by Staff Sgt. Derek VanHorn
35th Fighter Wing Public Affairs
4/2/2015 - MISAWA AIR BASE, Japan -- When
a recruiter approached Rodney Shepherd a few years ago, he was working
at a local steak joint outside Oklahoma City. He usually worked the
front register but would find his way to the back to help out with
dishes when things got busy. It was the dirtiest task, and admittedly,
his least favorite part of the job.
The recruiter's pitch worked and almost five years later, Shepherd's changed his stance -- he can't wait to get his hands dirty.
"Most people in the shop don't like working on brakes," said Shepherd, a
senior airman with the 35th Maintenance Squadron. "It's the dirtiest
job, but personally, it's my favorite."
Shepherd works in the hydraulic systems back shop -- often called
"hydro" -- where he and a team of five maintain hydraulic systems
associated with Misawa's fleet of F-16 Fighting Falcons. Their main jobs
usually include landing gear systems, brakes and flight controls.
In the past, Shepherd said he'd gawk at the proposition of getting down
to the literal nuts and bolts of a problem. Now, it's just business as
"I never was the most mechanically inclined person," Shepherd laughed.
"But, this job has given me skills I never knew I had. Now if I have
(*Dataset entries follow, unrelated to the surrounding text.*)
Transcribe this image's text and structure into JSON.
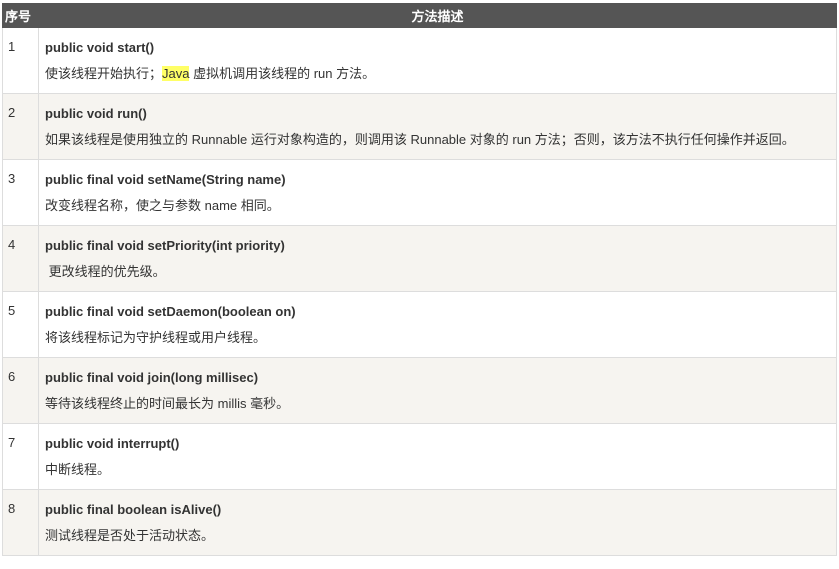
{
  "header": {
    "col_num": "序号",
    "col_desc": "方法描述"
  },
  "rows": [
    {
      "num": "1",
      "signature": "public void start()",
      "desc_before": "使该线程开始执行；",
      "desc_highlight": "Java",
      "desc_after": " 虚拟机调用该线程的 run 方法。"
    },
    {
      "num": "2",
      "signature": "public void run()",
      "desc": "如果该线程是使用独立的 Runnable 运行对象构造的，则调用该 Runnable 对象的 run 方法；否则，该方法不执行任何操作并返回。"
    },
    {
      "num": "3",
      "signature": "public final void setName(String name)",
      "desc": "改变线程名称，使之与参数 name 相同。"
    },
    {
      "num": "4",
      "signature": "public final void setPriority(int priority)",
      "desc": " 更改线程的优先级。"
    },
    {
      "num": "5",
      "signature": "public final void setDaemon(boolean on)",
      "desc": "将该线程标记为守护线程或用户线程。"
    },
    {
      "num": "6",
      "signature": "public final void join(long millisec)",
      "desc": "等待该线程终止的时间最长为 millis 毫秒。"
    },
    {
      "num": "7",
      "signature": "public void interrupt()",
      "desc": "中断线程。"
    },
    {
      "num": "8",
      "signature": "public final boolean isAlive()",
      "desc": "测试线程是否处于活动状态。"
    }
  ],
  "colors": {
    "header_bg": "#555555",
    "row_alt_bg": "#f6f4f0",
    "highlight": "#ffff66"
  }
}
something like a car issue, it's nothing for me to hop online and watch a
video and then go fix it myself. I wouldn't go back and trade this job
Car maintenance probably pales in comparison to maintaining F-16s, but
Shepherd said he's fortunate to be able to support some of the world's
most powerful machines. He's not the only one.
"I would say hydraulics -- next to propulsion -- is the most important
aspect of the F-16," said Staff Sgt. Brian Argenti, 35th MXS hydraulics
systems craftsman. "Once [pilots] are in the air, how are they going to
control the jet and land without hydraulics?"
The answer is obvious -- they're not; and Argenti and his team of five take pride in their unique role.
Rather than having specialists out on the flightline with hands on the
jets, they work as back shop experts who only work on parts that are
sent their way by crew chiefs. A computer system will code a part for
maintenance, and after being delivered, the hydro team dissects each
part with extreme detail. Equipped with safety goggles, grease-covered
gloves, technical orders and a slew of tools, each job is performed like
clockwork. Few words are said; the team is so familiar with each other
that each step movement almost seems scripted.
"We overhaul, clean, service and test parts to make sure they're working
as advertised," said Argenti, who's spent 10 years working on
flightlines around the Air Force. "We'll break them down to their
beginning and build them all the way back up."
Misawa is the first base Argenti's worked in a back shop, and it's offered a revamped appreciation for the work.
"It's a new environment where everything comes to us disembodied. Just
seeing the insides of things and how they work -- getting to the guts of
the jet without actually working on it -- is a fun challenge," Argenti
said. "It gives you appreciation for how things work when you're
critically thinking how to best repair certain parts."
The parts are then vetted through a series of steps for approval before
returning to the aircraft parts store, where they're certified for not
only Misawa's jets, but F-16s across the globe.
"It feels good knowing we're putting the best available parts out there for the entire fleet," Argenti said.
Last year alone, Misawa's hydro shop overhauled over 50 brake systems
and 30 landing gear sets, making them as good as new for any F-16. While
their approach is calm and methodical, they know their impact is a bit
"Hydraulics are pretty much the lifeblood of the F-16 system," Shepherd
said. "Without our parts working properly, pilots could literally fall
out of the sky."
There's a cool, comfortable feel across their shop - a strong presence of confidence and awareness.
"It's not like we're out here calling ourselves the most important shop
on the flightline," Shepherd said. "But we know we're as valuable as any
part that makes up the maintenance team. I've been fortunate enough to
be placed in a good shop and I'm proud to be a part of the F-16